Garreth Murphy: A child's name shouldn't be domain friendly
My wife just had a baby. A baby boy.
Because we are not Premiership footballers nor wannabe celebs, my wife and I decided to err on the side of caution when it came to naming the kid and hand him a solid, unspectacular name.
We went for ‘James’ as a family tribute and we thought it would get him through life with the minimum amount of fuss.
We decided early doors that new fangled names like ‘Troy’ or ‘Hunter’ or ‘Koa’ are the only provocations some kids need to start administering wedgies in the playground.
How wrong we were.
For it seems that the latest internet craze is to bequeath children with names that are ‘domain-friendly’.
Yes, you read that right – domain-friendly.
Awesome Baby Name is a new website and online tool that helps parents choose a name for their child based on website domain availability.
The website was started off as a joke by Karen Cheng. The Californian dancer was so annoyed that her common first name meant that she’d never get to own the domain karencheng.com
Cheung joked to her business partner that “she would ensure the domain name is available before naming her future child so they can avoid these issues.”
Thus, the website was born. And on the day it debuted, some 6,000 people clicked on it to get name to presumably check the domain availability for their kids.
After the first ten names are handed out for free, the tool asks you for 100 more, at a cost of $3.
Naming your child for domain rights in the future smacks of borderline obsession. If your child turns out to be a Gordon ‘Lunch-is-for-wimps’ Geeko-style fool, you’ve only got yourself to blame. And you probably shouldn’t be trusted to have kids in the first place.

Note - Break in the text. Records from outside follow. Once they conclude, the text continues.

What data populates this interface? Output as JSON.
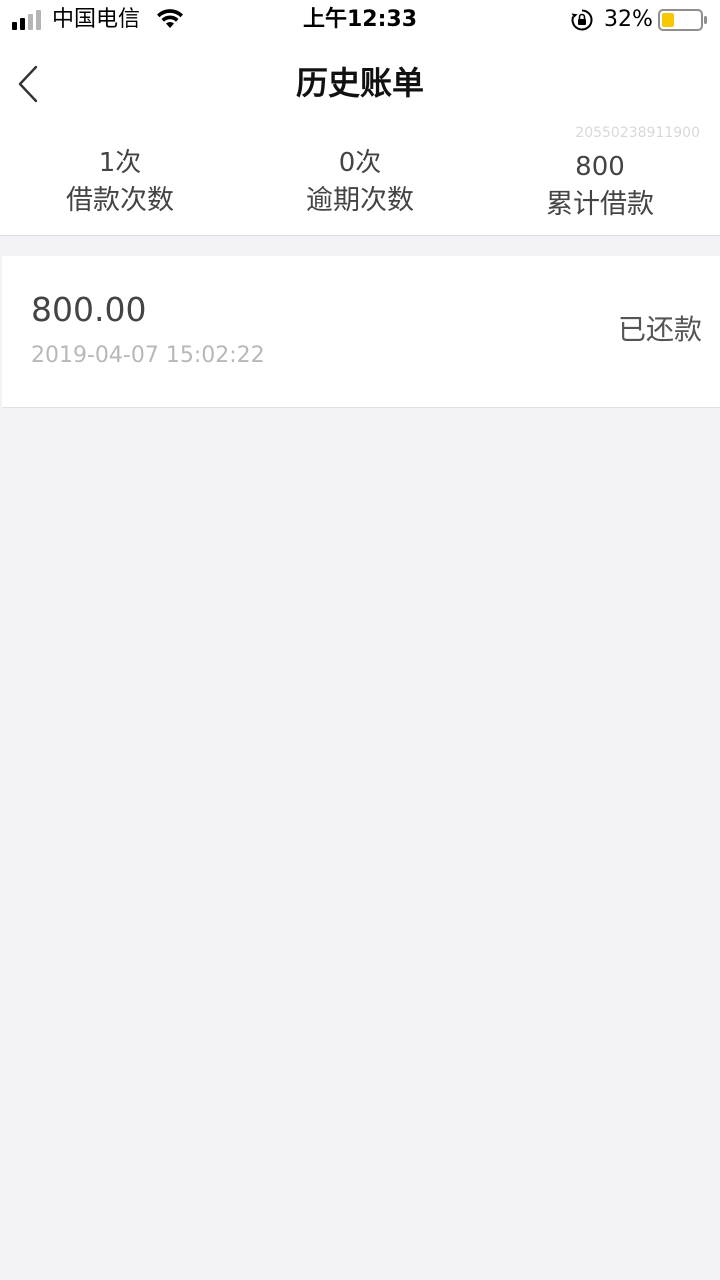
{
  "status_bar": {
    "carrier": "中国电信",
    "time": "上午12:33",
    "battery_percent": "32%",
    "battery_level": 0.32,
    "signal_icon": "signal-bars-icon",
    "wifi_icon": "wifi-icon",
    "lock_icon": "rotation-lock-icon"
  },
  "nav": {
    "title": "历史账单",
    "back_icon": "chevron-left-icon"
  },
  "summary": {
    "account_id": "20550238911900",
    "stats": [
      {
        "value": "1次",
        "label": "借款次数"
      },
      {
        "value": "0次",
        "label": "逾期次数"
      },
      {
        "value": "800",
        "label": "累计借款"
      }
    ]
  },
  "bills": [
    {
      "amount": "800.00",
      "time": "2019-04-07 15:02:22",
      "status": "已还款"
    }
  ],
  "colors": {
    "background": "#f2f2f7",
    "card": "#ffffff",
    "battery_fill": "#f7c800"
  }
}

But what do I know? In years to come, in first signs of rebellion, my son might start pronouncing his name in the same way as George Hamilton delighted in calling Columbia star James Rodriguez at the World Cup. HAHM-ez. HAHM-ez Murphy.
Has quite the ring to it.